Report on APA parent education program finds positive impact

APA's Practice assists a D.C. Superior Court program that offers parenting seminars for parents initiating custody disputes

by Legal & Regulatory Affairs Staff

November 23, 2009 — The American Psychological Association (APA) Practice Directorate has been providing program development and educational services to the Program for Agreement and Cooperation in Contested Custody Cases (PAC Program) in the D.C. Superior Court since 2007. The PAC Program provides half-day parenting education seminars for persons initiating custody disputes in the court.

Children ages 7 to 14 who are the subjects of the contested custody attend a concurrent educational session specifically geared toward their needs. This PAC program is unique in that it focuses on educating both parents and children and tailors its services for a diverse and mostly low-income population.

Earlier this year, the Practice Directorate retained Child Trends, a highly respected non-profit research center that focuses on improving outcomes for children, to evaluate the impact of the PAC Program and make recommendations for further development. The Program for Agreement and Cooperation in Contested Custody Cases 2007-2009 Implementation and Outcomes Report, which includes data from 1,490 adult participants, demonstrates the PAC Program's positive impact on parents, children and court outcomes.

The report includes information that may be useful to psychologists, lawyers, judges, researchers and others who work in parenting education and related fields. This report may also be useful to other jurisdictions that already have or are considering implementing parent education programs, especially those with demographics similar to Washington, D.C.

Highlights of the report's findings include:

  • PAC Program participants had more positive mediation outcomes than parents who were never assigned to PAC and only attended mediation.

  • PAC cases had a greater rate of full mediation agreements and a lower rate of contested custody hearings than non-PAC cases.

  • Feedback from participating adults and children was generally positive.

  • Presenting a varied and interactive curriculum enhanced participants' learning experience.

  • Hiring highly qualified staff, most with doctoral degrees in psychology and additional relevant experience, facilitated program implementation.

Please see the report (PDF, 139 KB) for more details.

For additional information, or for an electronic copy of the full report, contact our Legal and Regulatory Affairs Department at (800) 374-2723.

NOTE: Legal issues are complex and highly fact-specific and require legal expertise that cannot be provided by any single article.
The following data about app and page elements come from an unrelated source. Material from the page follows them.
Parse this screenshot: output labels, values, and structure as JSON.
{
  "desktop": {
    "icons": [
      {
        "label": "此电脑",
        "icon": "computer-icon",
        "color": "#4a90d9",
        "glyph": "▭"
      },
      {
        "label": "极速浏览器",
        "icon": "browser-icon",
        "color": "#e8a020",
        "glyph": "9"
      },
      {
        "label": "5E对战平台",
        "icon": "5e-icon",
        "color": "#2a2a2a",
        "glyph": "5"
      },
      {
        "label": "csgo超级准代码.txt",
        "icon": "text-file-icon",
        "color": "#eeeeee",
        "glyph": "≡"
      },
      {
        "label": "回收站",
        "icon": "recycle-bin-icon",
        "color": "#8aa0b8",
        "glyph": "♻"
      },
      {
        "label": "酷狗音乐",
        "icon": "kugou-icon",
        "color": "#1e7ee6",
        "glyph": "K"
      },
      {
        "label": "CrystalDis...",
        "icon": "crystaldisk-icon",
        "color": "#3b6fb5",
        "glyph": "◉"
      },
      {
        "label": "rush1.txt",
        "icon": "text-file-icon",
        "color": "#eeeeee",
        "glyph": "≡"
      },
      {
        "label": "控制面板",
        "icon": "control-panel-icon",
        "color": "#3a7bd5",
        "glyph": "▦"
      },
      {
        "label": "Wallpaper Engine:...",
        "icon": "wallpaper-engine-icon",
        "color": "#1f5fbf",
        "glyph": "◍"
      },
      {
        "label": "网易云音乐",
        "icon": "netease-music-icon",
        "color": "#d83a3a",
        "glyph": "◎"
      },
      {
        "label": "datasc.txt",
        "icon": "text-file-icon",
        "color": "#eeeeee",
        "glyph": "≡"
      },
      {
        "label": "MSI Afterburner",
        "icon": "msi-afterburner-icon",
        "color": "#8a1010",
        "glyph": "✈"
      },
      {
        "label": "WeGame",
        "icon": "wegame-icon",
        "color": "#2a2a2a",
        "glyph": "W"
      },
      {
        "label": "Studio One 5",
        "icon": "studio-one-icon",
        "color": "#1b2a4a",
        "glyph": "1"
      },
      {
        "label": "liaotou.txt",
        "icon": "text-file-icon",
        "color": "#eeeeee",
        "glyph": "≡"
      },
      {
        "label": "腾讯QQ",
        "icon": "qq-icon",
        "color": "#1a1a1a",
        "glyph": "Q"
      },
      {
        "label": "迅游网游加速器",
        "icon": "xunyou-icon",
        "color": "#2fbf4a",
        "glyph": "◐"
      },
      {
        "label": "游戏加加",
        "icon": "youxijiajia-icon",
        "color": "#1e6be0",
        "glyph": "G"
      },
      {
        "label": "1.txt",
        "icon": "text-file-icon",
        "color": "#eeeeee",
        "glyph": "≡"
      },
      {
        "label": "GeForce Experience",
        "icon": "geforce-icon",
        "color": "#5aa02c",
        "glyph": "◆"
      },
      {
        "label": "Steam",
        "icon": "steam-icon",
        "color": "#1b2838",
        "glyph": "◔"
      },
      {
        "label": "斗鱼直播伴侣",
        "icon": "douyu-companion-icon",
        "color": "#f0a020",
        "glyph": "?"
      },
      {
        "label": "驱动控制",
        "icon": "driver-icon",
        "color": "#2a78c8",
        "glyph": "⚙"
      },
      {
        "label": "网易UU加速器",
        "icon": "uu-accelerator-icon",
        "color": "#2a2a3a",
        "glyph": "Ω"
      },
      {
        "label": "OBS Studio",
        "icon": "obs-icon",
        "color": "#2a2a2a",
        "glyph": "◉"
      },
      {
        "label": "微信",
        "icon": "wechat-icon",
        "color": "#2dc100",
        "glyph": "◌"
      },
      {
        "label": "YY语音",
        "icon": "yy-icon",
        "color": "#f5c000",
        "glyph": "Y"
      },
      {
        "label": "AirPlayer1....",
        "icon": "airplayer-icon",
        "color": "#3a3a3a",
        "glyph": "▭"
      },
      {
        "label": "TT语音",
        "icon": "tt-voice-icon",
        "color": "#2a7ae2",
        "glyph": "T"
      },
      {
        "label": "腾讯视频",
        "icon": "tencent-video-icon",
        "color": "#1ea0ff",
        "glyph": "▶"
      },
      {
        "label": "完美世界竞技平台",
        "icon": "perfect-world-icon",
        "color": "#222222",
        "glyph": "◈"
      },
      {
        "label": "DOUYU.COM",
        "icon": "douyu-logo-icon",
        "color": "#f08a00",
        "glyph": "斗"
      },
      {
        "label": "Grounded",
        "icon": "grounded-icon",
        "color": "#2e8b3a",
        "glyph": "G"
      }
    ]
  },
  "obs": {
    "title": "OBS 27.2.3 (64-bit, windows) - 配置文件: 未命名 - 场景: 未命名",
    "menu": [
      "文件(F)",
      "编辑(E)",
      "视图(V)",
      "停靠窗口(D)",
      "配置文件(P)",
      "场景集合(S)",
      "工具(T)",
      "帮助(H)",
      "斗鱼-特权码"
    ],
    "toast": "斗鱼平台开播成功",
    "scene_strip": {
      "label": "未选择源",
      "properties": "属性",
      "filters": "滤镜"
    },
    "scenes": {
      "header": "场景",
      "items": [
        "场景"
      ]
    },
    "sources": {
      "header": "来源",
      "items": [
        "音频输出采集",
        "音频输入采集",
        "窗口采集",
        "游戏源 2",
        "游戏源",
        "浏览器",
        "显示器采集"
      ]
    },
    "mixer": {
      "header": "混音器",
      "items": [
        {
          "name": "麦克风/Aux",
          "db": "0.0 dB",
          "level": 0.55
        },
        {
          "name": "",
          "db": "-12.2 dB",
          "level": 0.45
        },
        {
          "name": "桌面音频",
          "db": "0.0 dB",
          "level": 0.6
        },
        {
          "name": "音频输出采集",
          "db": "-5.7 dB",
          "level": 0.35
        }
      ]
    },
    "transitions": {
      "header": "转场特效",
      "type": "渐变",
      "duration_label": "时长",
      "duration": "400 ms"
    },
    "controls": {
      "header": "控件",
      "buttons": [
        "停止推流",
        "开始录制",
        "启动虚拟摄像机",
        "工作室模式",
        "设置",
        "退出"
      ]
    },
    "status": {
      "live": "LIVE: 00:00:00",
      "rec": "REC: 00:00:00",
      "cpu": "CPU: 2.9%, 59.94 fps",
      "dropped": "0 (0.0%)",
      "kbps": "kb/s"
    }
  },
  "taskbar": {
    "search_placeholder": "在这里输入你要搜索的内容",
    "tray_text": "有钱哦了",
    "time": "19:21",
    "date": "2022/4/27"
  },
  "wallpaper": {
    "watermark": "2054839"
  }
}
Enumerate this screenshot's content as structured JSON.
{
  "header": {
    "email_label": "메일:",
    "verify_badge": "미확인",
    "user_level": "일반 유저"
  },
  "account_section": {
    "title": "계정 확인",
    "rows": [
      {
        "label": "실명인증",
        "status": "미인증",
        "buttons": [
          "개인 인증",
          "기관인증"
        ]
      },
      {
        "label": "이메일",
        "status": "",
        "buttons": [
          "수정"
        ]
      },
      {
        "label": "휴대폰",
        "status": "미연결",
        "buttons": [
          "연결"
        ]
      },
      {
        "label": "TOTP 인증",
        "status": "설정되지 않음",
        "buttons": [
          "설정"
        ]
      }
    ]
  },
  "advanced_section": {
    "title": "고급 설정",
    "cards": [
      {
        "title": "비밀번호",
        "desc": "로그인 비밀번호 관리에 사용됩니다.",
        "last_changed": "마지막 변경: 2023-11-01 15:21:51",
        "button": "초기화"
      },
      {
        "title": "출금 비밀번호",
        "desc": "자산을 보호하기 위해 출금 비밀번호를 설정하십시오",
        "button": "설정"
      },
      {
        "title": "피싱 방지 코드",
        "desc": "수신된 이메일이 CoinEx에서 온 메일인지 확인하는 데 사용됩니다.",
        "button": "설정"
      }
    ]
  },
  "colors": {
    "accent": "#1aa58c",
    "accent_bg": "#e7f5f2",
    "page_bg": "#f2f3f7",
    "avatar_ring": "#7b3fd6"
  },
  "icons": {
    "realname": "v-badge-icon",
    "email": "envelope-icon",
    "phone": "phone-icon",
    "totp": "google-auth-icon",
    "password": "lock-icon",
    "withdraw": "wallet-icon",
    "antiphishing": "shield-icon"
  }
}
In addition, laws change over time and vary by jurisdiction. The information in this article should not be used as a substitute for obtaining personal legal advice and consultation prior to making decisions regarding individual circumstances.